It certainly wasn’t you. You would never, I know.

You know you have to clean it – a grimy grill means your food won’t taste as good, plus if there are bits of food left, it could be harboring harmful bacteria that would definitely put a damper on a party mood.


Not only that, but you want to keep that grill going for years to come, and keeping it clean prevents chemical reactions and corrosion that could mean having to spring for a new one sooner.

If that describes a summer day in your house, and you find yourself unable to find the brush to clean if off (who misplaced the damn thing?!), I’ve got some good news: your cookout isn’t ruined.

Well, not as long as you have a roll of aluminum foil around.


First, you’ll want to warm up your grill.

Next, grab enough of that aluminum foil to shape it into a ball big enough to sit on your grates without falling through the openings.

Then, grab the foil ball with a pair of tongs (you’ve located those by now, surely), and give it some elbow grease.

That’s it! The foil should scrub away the burnt and stuck on pieces of last year’s fun with the same (or greater) efficiency as your actual brush.


And it you’d like to avoid this entire scenario in the future (even the cleaning part!) simply wait until your grill is cool and then coat it with a high-heat cooking oil like canola or peanut oil.
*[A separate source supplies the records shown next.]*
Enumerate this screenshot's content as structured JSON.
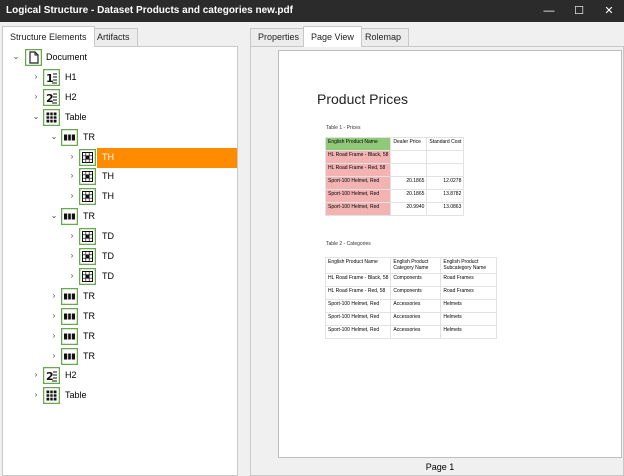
{
  "window": {
    "title": "Logical Structure - Dataset Products and categories new.pdf",
    "min_glyph": "—",
    "max_glyph": "☐",
    "close_glyph": "✕"
  },
  "left_tabs": [
    {
      "label": "Structure Elements",
      "active": true
    },
    {
      "label": "Artifacts",
      "active": false
    }
  ],
  "right_tabs": [
    {
      "label": "Properties",
      "active": false
    },
    {
      "label": "Page View",
      "active": true
    },
    {
      "label": "Rolemap",
      "active": false
    }
  ],
  "tree": [
    {
      "label": "Document",
      "icon": "document-icon",
      "depth": 0,
      "expanded": true
    },
    {
      "label": "H1",
      "icon": "heading-1-icon",
      "depth": 1,
      "expanded": false
    },
    {
      "label": "H2",
      "icon": "heading-2-icon",
      "depth": 1,
      "expanded": false
    },
    {
      "label": "Table",
      "icon": "table-icon",
      "depth": 1,
      "expanded": true
    },
    {
      "label": "TR",
      "icon": "table-row-icon",
      "depth": 2,
      "expanded": true
    },
    {
      "label": "TH",
      "icon": "table-cell-icon",
      "depth": 3,
      "expanded": false,
      "selected": true
    },
    {
      "label": "TH",
      "icon": "table-cell-icon",
      "depth": 3,
      "expanded": false
    },
    {
      "label": "TH",
      "icon": "table-cell-icon",
      "depth": 3,
      "expanded": false
    },
    {
      "label": "TR",
      "icon": "table-row-icon",
      "depth": 2,
      "expanded": true
    },
    {
      "label": "TD",
      "icon": "table-cell-icon",
      "depth": 3,
      "expanded": false
    },
    {
      "label": "TD",
      "icon": "table-cell-icon",
      "depth": 3,
      "expanded": false
    },
    {
      "label": "TD",
      "icon": "table-cell-icon",
      "depth": 3,
      "expanded": false
    },
    {
      "label": "TR",
      "icon": "table-row-icon",
      "depth": 2,
      "expanded": false
    },
    {
      "label": "TR",
      "icon": "table-row-icon",
      "depth": 2,
      "expanded": false
    },
    {
      "label": "TR",
      "icon": "table-row-icon",
      "depth": 2,
      "expanded": false
    },
    {
      "label": "TR",
      "icon": "table-row-icon",
      "depth": 2,
      "expanded": false
    },
    {
      "label": "H2",
      "icon": "heading-2-icon",
      "depth": 1,
      "expanded": false
    },
    {
      "label": "Table",
      "icon": "table-icon",
      "depth": 1,
      "expanded": false
    }
  ],
  "colors": {
    "icon_border": "#6aa84f",
    "selection": "#ff8c00",
    "highlight_green": "#90c978",
    "highlight_red": "#f3b3b3"
  },
  "page": {
    "title": "Product Prices",
    "table1_caption": "Table 1 - Prices",
    "table1": {
      "headers": [
        "English Product Name",
        "Dealer Price",
        "Standard Cost"
      ],
      "rows": [
        [
          "HL Road Frame - Black, 58",
          "",
          ""
        ],
        [
          "HL Road Frame - Red, 58",
          "",
          ""
        ],
        [
          "Sport-100 Helmet, Red",
          "20.1865",
          "12.0278"
        ],
        [
          "Sport-100 Helmet, Red",
          "20.1865",
          "13.8782"
        ],
        [
          "Sport-100 Helmet, Red",
          "20.9940",
          "13.0863"
        ]
      ]
    },
    "table2_caption": "Table 2 - Categories",
    "table2": {
      "headers": [
        "English Product Name",
        "English Product Category Name",
        "English Product Subcategory Name"
      ],
      "rows": [
        [
          "HL Road Frame - Black, 58",
          "Components",
          "Road Frames"
        ],
        [
          "HL Road Frame - Red, 58",
          "Components",
          "Road Frames"
        ],
        [
          "Sport-100 Helmet, Red",
          "Accessories",
          "Helmets"
        ],
        [
          "Sport-100 Helmet, Red",
          "Accessories",
          "Helmets"
        ],
        [
          "Sport-100 Helmet, Red",
          "Accessories",
          "Helmets"
        ]
      ]
    },
    "page_label": "Page 1"
  }
}
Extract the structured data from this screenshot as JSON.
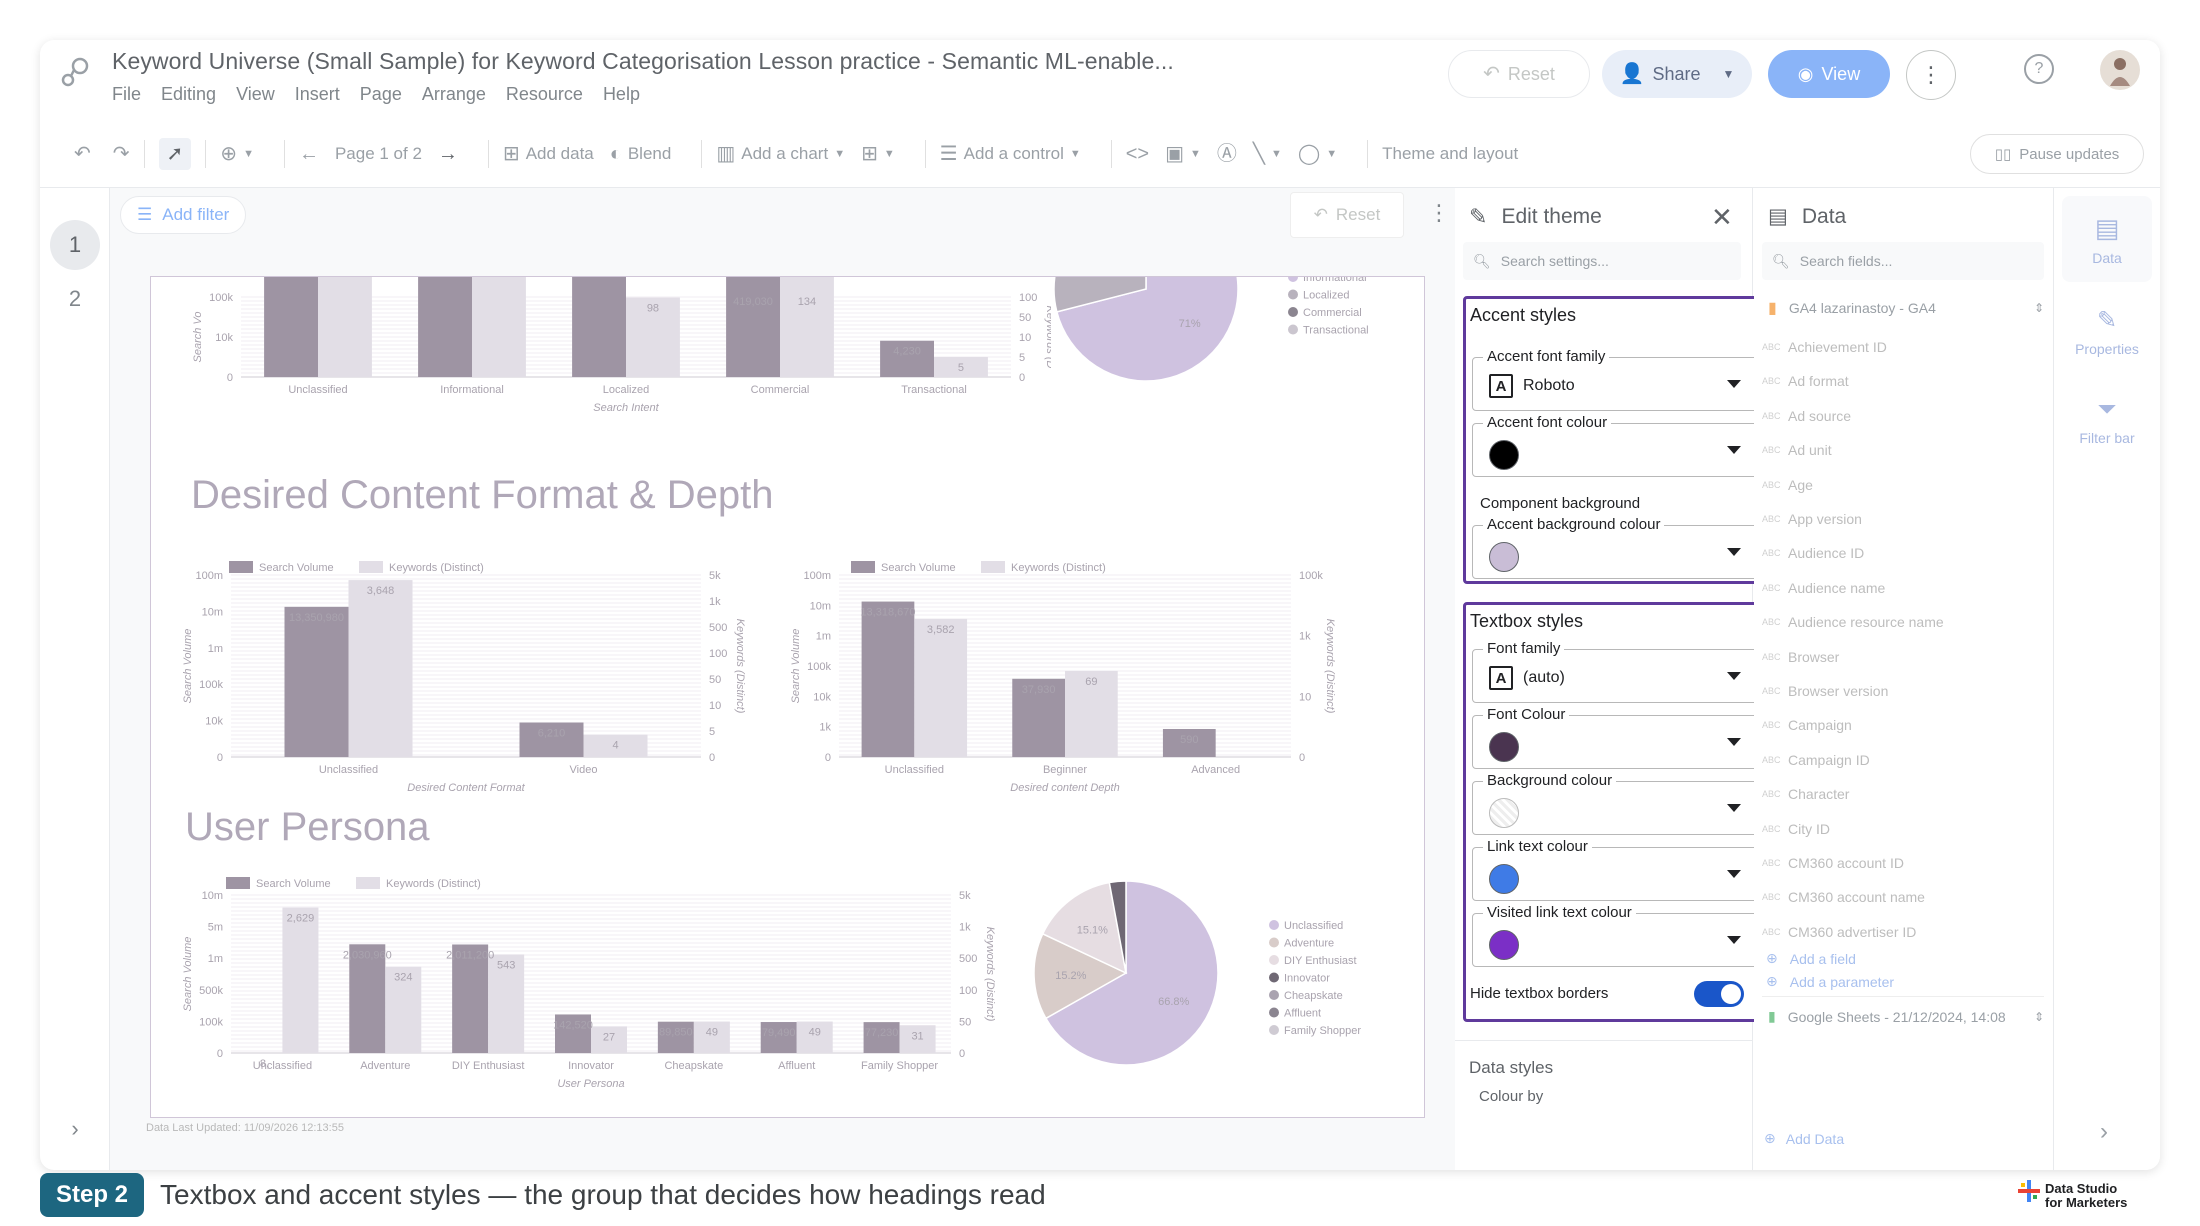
{
  "header": {
    "title": "Keyword Universe (Small Sample) for Keyword Categorisation Lesson practice - Semantic ML-enable...",
    "menu": [
      "File",
      "Editing",
      "View",
      "Insert",
      "Page",
      "Arrange",
      "Resource",
      "Help"
    ],
    "reset_label": "Reset",
    "share_label": "Share",
    "view_label": "View"
  },
  "toolbar": {
    "page_label": "Page 1 of 2",
    "add_data": "Add data",
    "blend": "Blend",
    "add_chart": "Add a chart",
    "add_control": "Add a control",
    "theme_layout": "Theme and layout",
    "pause_updates": "Pause updates"
  },
  "pages": [
    "1",
    "2"
  ],
  "canvas": {
    "add_filter": "Add filter",
    "reset": "Reset",
    "footer_note": "Data Last Updated: 11/09/2026 12:13:55",
    "sections": {
      "format_depth": "Desired Content Format & Depth",
      "persona": "User Persona"
    },
    "legend": {
      "sv": "Search Volume",
      "kw": "Keywords (Distinct)"
    },
    "pie_legend_top": [
      "Informational",
      "Localized",
      "Commercial",
      "Transactional"
    ],
    "pie_legend_persona": [
      "Unclassified",
      "Adventure",
      "DIY Enthusiast",
      "Innovator",
      "Cheapskate",
      "Affluent",
      "Family Shopper"
    ]
  },
  "chart_data": [
    {
      "type": "bar",
      "title": "",
      "xlabel": "Search Intent",
      "ylabel": "Search Vo",
      "y2label": "Keywords (D",
      "categories": [
        "Unclassified",
        "Informational",
        "Localized",
        "Commercial",
        "Transactional"
      ],
      "y_ticks": [
        "100k",
        "10k",
        "0"
      ],
      "y2_ticks": [
        "100",
        "50",
        "10",
        "5",
        "0"
      ],
      "series": [
        {
          "name": "Search Volume",
          "values": [
            null,
            null,
            null,
            419030,
            4230
          ],
          "labels": [
            "",
            "",
            "",
            "419,030",
            "4,230"
          ]
        },
        {
          "name": "Keywords (Distinct)",
          "values": [
            null,
            null,
            98,
            134,
            5
          ],
          "labels": [
            "",
            "",
            "98",
            "134",
            "5"
          ]
        }
      ]
    },
    {
      "type": "pie",
      "title": "",
      "labels": [
        "Informational",
        "Localized",
        "Commercial",
        "Transactional"
      ],
      "values": [
        71
      ],
      "value_labels": [
        "71%"
      ]
    },
    {
      "type": "bar",
      "title": "",
      "xlabel": "Desired Content Format",
      "ylabel": "Search Volume",
      "y2label": "Keywords (Distinct)",
      "categories": [
        "Unclassified",
        "Video"
      ],
      "y_ticks": [
        "100m",
        "10m",
        "1m",
        "100k",
        "10k",
        "0"
      ],
      "y2_ticks": [
        "5k",
        "1k",
        "500",
        "100",
        "50",
        "10",
        "5",
        "0"
      ],
      "series": [
        {
          "name": "Search Volume",
          "values": [
            13350980,
            6210
          ],
          "labels": [
            "13,350,980",
            "6,210"
          ]
        },
        {
          "name": "Keywords (Distinct)",
          "values": [
            3648,
            4
          ],
          "labels": [
            "3,648",
            "4"
          ]
        }
      ]
    },
    {
      "type": "bar",
      "title": "",
      "xlabel": "Desired content Depth",
      "ylabel": "Search Volume",
      "y2label": "Keywords (Distinct)",
      "categories": [
        "Unclassified",
        "Beginner",
        "Advanced"
      ],
      "y_ticks": [
        "100m",
        "10m",
        "1m",
        "100k",
        "10k",
        "1k",
        "0"
      ],
      "y2_ticks": [
        "100k",
        "1k",
        "10",
        "0"
      ],
      "series": [
        {
          "name": "Search Volume",
          "values": [
            13318670,
            37930,
            590
          ],
          "labels": [
            "13,318,670",
            "37,930",
            "590"
          ]
        },
        {
          "name": "Keywords (Distinct)",
          "values": [
            3582,
            69,
            null
          ],
          "labels": [
            "3,582",
            "69",
            ""
          ]
        }
      ]
    },
    {
      "type": "bar",
      "title": "",
      "xlabel": "User Persona",
      "ylabel": "Search Volume",
      "y2label": "Keywords (Distinct)",
      "categories": [
        "Unclassified",
        "Adventure",
        "DIY Enthusiast",
        "Innovator",
        "Cheapskate",
        "Affluent",
        "Family Shopper"
      ],
      "y_ticks": [
        "10m",
        "5m",
        "1m",
        "500k",
        "100k",
        "0"
      ],
      "y2_ticks": [
        "5k",
        "1k",
        "500",
        "100",
        "50",
        "0"
      ],
      "series": [
        {
          "name": "Search Volume",
          "values": [
            null,
            2030960,
            2011200,
            142520,
            89850,
            79490,
            77230
          ],
          "labels": [
            "8,",
            "2,030,960",
            "2,011,200",
            "142,520",
            "89,850",
            "79,490",
            "77,230"
          ]
        },
        {
          "name": "Keywords (Distinct)",
          "values": [
            2629,
            324,
            543,
            27,
            49,
            49,
            31
          ],
          "labels": [
            "2,629",
            "324",
            "543",
            "27",
            "49",
            "49",
            "31"
          ]
        }
      ]
    },
    {
      "type": "pie",
      "title": "",
      "labels": [
        "Unclassified",
        "Adventure",
        "DIY Enthusiast",
        "Innovator",
        "Cheapskate",
        "Affluent",
        "Family Shopper"
      ],
      "values": [
        66.8,
        15.2,
        15.1
      ],
      "value_labels": [
        "66.8%",
        "15.2%",
        "15.1%"
      ]
    }
  ],
  "theme_panel": {
    "title": "Edit theme",
    "search_placeholder": "Search settings...",
    "accent": {
      "title": "Accent styles",
      "font_family_label": "Accent font family",
      "font_family_value": "Roboto",
      "font_colour_label": "Accent font colour",
      "font_colour": "#000000",
      "component_bg": "Component background",
      "bg_colour_label": "Accent background colour",
      "bg_colour": "#c9bdd6"
    },
    "textbox": {
      "title": "Textbox styles",
      "font_family_label": "Font family",
      "font_family_value": "(auto)",
      "font_colour_label": "Font Colour",
      "font_colour": "#4a3450",
      "bg_label": "Background colour",
      "link_label": "Link text colour",
      "link_colour": "#3f7be6",
      "visited_label": "Visited link text colour",
      "visited_colour": "#7b2fc6",
      "hide_borders": "Hide textbox borders",
      "toggle_on": true
    },
    "data_styles": "Data styles",
    "colour_by": "Colour by"
  },
  "data_panel": {
    "title": "Data",
    "search_placeholder": "Search fields...",
    "source": "GA4 lazarinastoy - GA4",
    "fields": [
      "Achievement ID",
      "Ad format",
      "Ad source",
      "Ad unit",
      "Age",
      "App version",
      "Audience ID",
      "Audience name",
      "Audience resource name",
      "Browser",
      "Browser version",
      "Campaign",
      "Campaign ID",
      "Character",
      "City ID",
      "CM360 account ID",
      "CM360 account name",
      "CM360 advertiser ID"
    ],
    "add_field": "Add a field",
    "add_parameter": "Add a parameter",
    "sheet_source": "Google Sheets - 21/12/2024, 14:08",
    "add_data": "Add Data"
  },
  "right_rail": {
    "data": "Data",
    "properties": "Properties",
    "filter_bar": "Filter bar"
  },
  "caption": {
    "step": "Step 2",
    "text": "Textbox and accent styles — the group that decides how headings read",
    "brand_line1": "Data Studio",
    "brand_line2": "for Marketers"
  },
  "colors": {
    "accent_box": "#5f3a9c",
    "bar_dark": "#9e94a3",
    "bar_light": "#e2dee6",
    "step_bg": "#1d6680",
    "view_btn": "#8ab4f8"
  }
}
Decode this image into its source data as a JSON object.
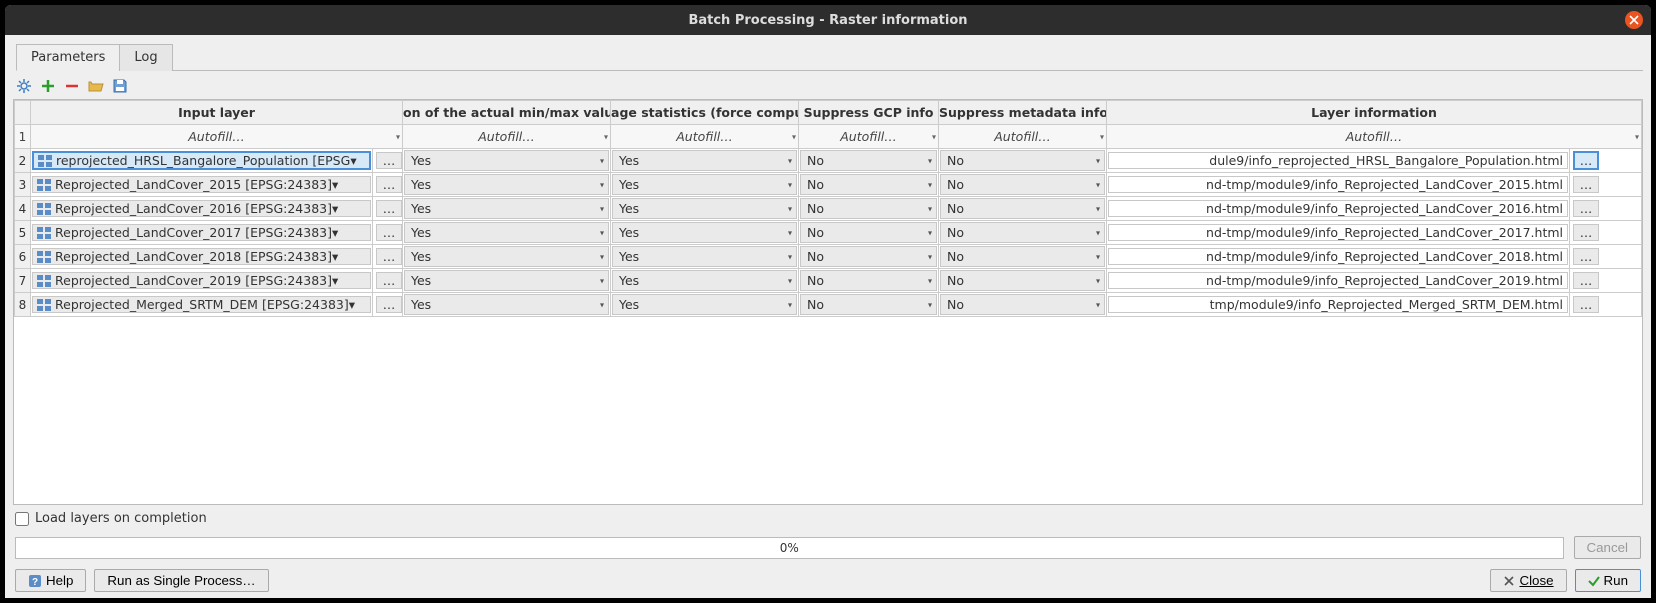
{
  "window": {
    "title": "Batch Processing - Raster information"
  },
  "tabs": {
    "parameters": "Parameters",
    "log": "Log"
  },
  "headers": {
    "input": "Input layer",
    "minmax": "on of the actual min/max valu",
    "stats": "age statistics (force compu",
    "gcp": "Suppress GCP info",
    "meta": "Suppress metadata info",
    "output": "Layer information"
  },
  "autofill_label": "Autofill…",
  "rows": [
    {
      "n": "2",
      "layer": "reprojected_HRSL_Bangalore_Population [EPSG",
      "minmax": "Yes",
      "stats": "Yes",
      "gcp": "No",
      "meta": "No",
      "out": "dule9/info_reprojected_HRSL_Bangalore_Population.html",
      "sel": true
    },
    {
      "n": "3",
      "layer": "Reprojected_LandCover_2015 [EPSG:24383]",
      "minmax": "Yes",
      "stats": "Yes",
      "gcp": "No",
      "meta": "No",
      "out": "nd-tmp/module9/info_Reprojected_LandCover_2015.html",
      "sel": false
    },
    {
      "n": "4",
      "layer": "Reprojected_LandCover_2016 [EPSG:24383]",
      "minmax": "Yes",
      "stats": "Yes",
      "gcp": "No",
      "meta": "No",
      "out": "nd-tmp/module9/info_Reprojected_LandCover_2016.html",
      "sel": false
    },
    {
      "n": "5",
      "layer": "Reprojected_LandCover_2017 [EPSG:24383]",
      "minmax": "Yes",
      "stats": "Yes",
      "gcp": "No",
      "meta": "No",
      "out": "nd-tmp/module9/info_Reprojected_LandCover_2017.html",
      "sel": false
    },
    {
      "n": "6",
      "layer": "Reprojected_LandCover_2018 [EPSG:24383]",
      "minmax": "Yes",
      "stats": "Yes",
      "gcp": "No",
      "meta": "No",
      "out": "nd-tmp/module9/info_Reprojected_LandCover_2018.html",
      "sel": false
    },
    {
      "n": "7",
      "layer": "Reprojected_LandCover_2019 [EPSG:24383]",
      "minmax": "Yes",
      "stats": "Yes",
      "gcp": "No",
      "meta": "No",
      "out": "nd-tmp/module9/info_Reprojected_LandCover_2019.html",
      "sel": false
    },
    {
      "n": "8",
      "layer": "Reprojected_Merged_SRTM_DEM [EPSG:24383]",
      "minmax": "Yes",
      "stats": "Yes",
      "gcp": "No",
      "meta": "No",
      "out": "tmp/module9/info_Reprojected_Merged_SRTM_DEM.html",
      "sel": false
    }
  ],
  "checkbox_label": "Load layers on completion",
  "progress_text": "0%",
  "buttons": {
    "help": "Help",
    "single": "Run as Single Process…",
    "cancel": "Cancel",
    "close": "Close",
    "run": "Run"
  },
  "ellipsis": "…"
}
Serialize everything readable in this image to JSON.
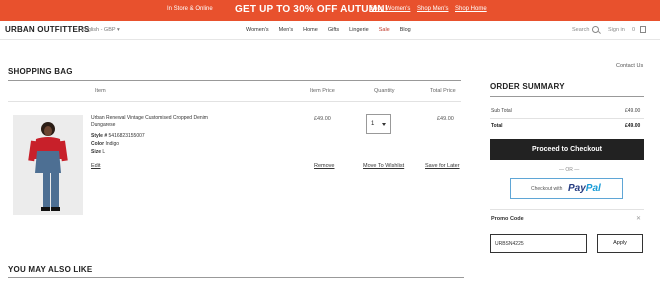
{
  "promo_bar": {
    "store_text": "In Store & Online",
    "headline": "GET UP TO 30% OFF AUTUMN!",
    "links": [
      "Shop Women's",
      "Shop Men's",
      "Shop Home"
    ]
  },
  "header": {
    "logo": "URBAN OUTFITTERS",
    "region": "English - GBP",
    "nav": [
      "Women's",
      "Men's",
      "Home",
      "Gifts",
      "Lingerie",
      "Sale",
      "Blog"
    ],
    "search_label": "Search",
    "sign_in": "Sign in",
    "bag_count": "0"
  },
  "contact": "Contact Us",
  "bag": {
    "title": "SHOPPING BAG",
    "columns": {
      "item": "Item",
      "item_price": "Item Price",
      "quantity": "Quantity",
      "total_price": "Total Price"
    },
    "product": {
      "name": "Urban Renewal Vintage Customised Cropped Denim Dungarese",
      "style_label": "Style #",
      "style_value": "5416823155007",
      "color_label": "Color",
      "color_value": "Indigo",
      "size_label": "Size",
      "size_value": "L",
      "price": "£49.00",
      "quantity": "1",
      "total": "£49.00",
      "edit": "Edit",
      "remove": "Remove",
      "move": "Move To Wishlist",
      "save": "Save for Later"
    }
  },
  "summary": {
    "title": "ORDER SUMMARY",
    "subtotal_label": "Sub Total",
    "subtotal_value": "£49.00",
    "total_label": "Total",
    "total_value": "£49.00",
    "checkout": "Proceed to Checkout",
    "or": "— OR —",
    "paypal_prefix": "Checkout with",
    "paypal_logo_a": "Pay",
    "paypal_logo_b": "Pal",
    "promo_label": "Promo Code",
    "promo_value": "URBSN4225",
    "apply": "Apply"
  },
  "also_like": {
    "title": "YOU MAY ALSO LIKE"
  }
}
You can use a spray or take a paper towel to coat all of the grates evenly.

It’s basically like prepping a cast iron skillet, so after the oil is evenly applied you’ll want to turn the grill back on for about 30 minutes in order to settle the oil into the metal.

Onward, friends, through summer bbqs, to autumn tailgates, and beyond!